Russia, the largest country in the world, occupies one-tenth of all the land on Earth. It spans 11 time zones across two continents (Europe and Asia) and has coasts on three oceans (the Atlantic, Pacific, and Arctic).
The Russian landscape varies from desert to frozen coastline, tall mountains to giant marshes. Much of Russia is made up of rolling, treeless plains called steppes. Siberia, which occupies three-quarters of Russia, is dominated by sprawling pine forests called taigas.
Russia has about 100,000 rivers, including some of the longest and most powerful in the world. It also has many lakes, including Europe’s two largest: Ladoga and Onega. Lake Baikal in Siberia contains more water than any other lake on Earth.

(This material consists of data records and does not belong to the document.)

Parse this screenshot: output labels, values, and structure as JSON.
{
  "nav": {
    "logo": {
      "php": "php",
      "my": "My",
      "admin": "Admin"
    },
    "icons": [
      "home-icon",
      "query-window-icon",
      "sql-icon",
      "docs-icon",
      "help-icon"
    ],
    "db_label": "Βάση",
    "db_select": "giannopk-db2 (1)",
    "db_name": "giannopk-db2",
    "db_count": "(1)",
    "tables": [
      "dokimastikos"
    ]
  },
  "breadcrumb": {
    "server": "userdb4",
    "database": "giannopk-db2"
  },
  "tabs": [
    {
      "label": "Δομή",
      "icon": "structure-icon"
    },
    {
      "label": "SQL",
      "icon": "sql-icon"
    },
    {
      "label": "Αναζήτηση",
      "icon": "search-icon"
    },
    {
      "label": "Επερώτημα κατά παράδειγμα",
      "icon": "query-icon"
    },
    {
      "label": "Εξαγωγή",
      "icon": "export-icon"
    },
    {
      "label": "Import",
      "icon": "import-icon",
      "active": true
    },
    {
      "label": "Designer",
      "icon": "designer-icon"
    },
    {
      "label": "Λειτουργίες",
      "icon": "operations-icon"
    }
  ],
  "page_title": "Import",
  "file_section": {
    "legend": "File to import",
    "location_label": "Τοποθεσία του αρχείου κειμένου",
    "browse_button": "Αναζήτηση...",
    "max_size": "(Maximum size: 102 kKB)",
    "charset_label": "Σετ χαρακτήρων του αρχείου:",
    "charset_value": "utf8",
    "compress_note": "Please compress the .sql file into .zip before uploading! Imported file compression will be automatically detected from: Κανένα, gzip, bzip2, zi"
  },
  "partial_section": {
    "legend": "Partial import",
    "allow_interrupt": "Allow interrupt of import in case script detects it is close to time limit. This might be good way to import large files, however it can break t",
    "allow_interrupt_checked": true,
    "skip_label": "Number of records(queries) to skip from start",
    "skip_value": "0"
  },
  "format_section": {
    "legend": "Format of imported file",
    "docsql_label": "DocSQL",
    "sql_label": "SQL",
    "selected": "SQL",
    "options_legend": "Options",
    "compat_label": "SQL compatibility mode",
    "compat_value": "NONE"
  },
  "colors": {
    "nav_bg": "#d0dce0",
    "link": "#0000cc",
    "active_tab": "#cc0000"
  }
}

PEOPLE AND CULTURE
There are about 120 ethnic groups in Russia who speak more than a hundred languages. Roughly 80 percent of Russians trace their ancestry to the Slavs who settled in the country 1,500 years ago. Other major groups include Tatars, who came with the Mongol invaders, and Ukrainians.
Russia is known all over the world for its thinkers and artists, including writers like Leo Tolstoy and Fyodor Dostoevsky, composers such as Pyotr Ilyich Tchaikovsky, and ballet dancers including Rudolf Nureyev.
As big as Russia is, it’s no surprise that it is home to a large number of ecosystems and species. Its forests, steppes, and tundra’s provide habitat for many rare animals, including Asiatic black bears, snow leopards, polar bears, and small, rabbit-like mammals called pikas.
Russia’s first national parks were set up in the 19th century, but decades of unregulated pollution have taken a toll on many of the country’s wild places. Currently, about one percent of Russia’s land area is protected in preserves, known as zapovedniks.
Russia’s most famous animal species is the Siberian tiger, the largest cat in the world. Indigenous to the forests of eastern Russia, these endangered giants can be 10 feet (3 meters) long, not including their tail, and weigh up to 600 pounds (300 kilograms).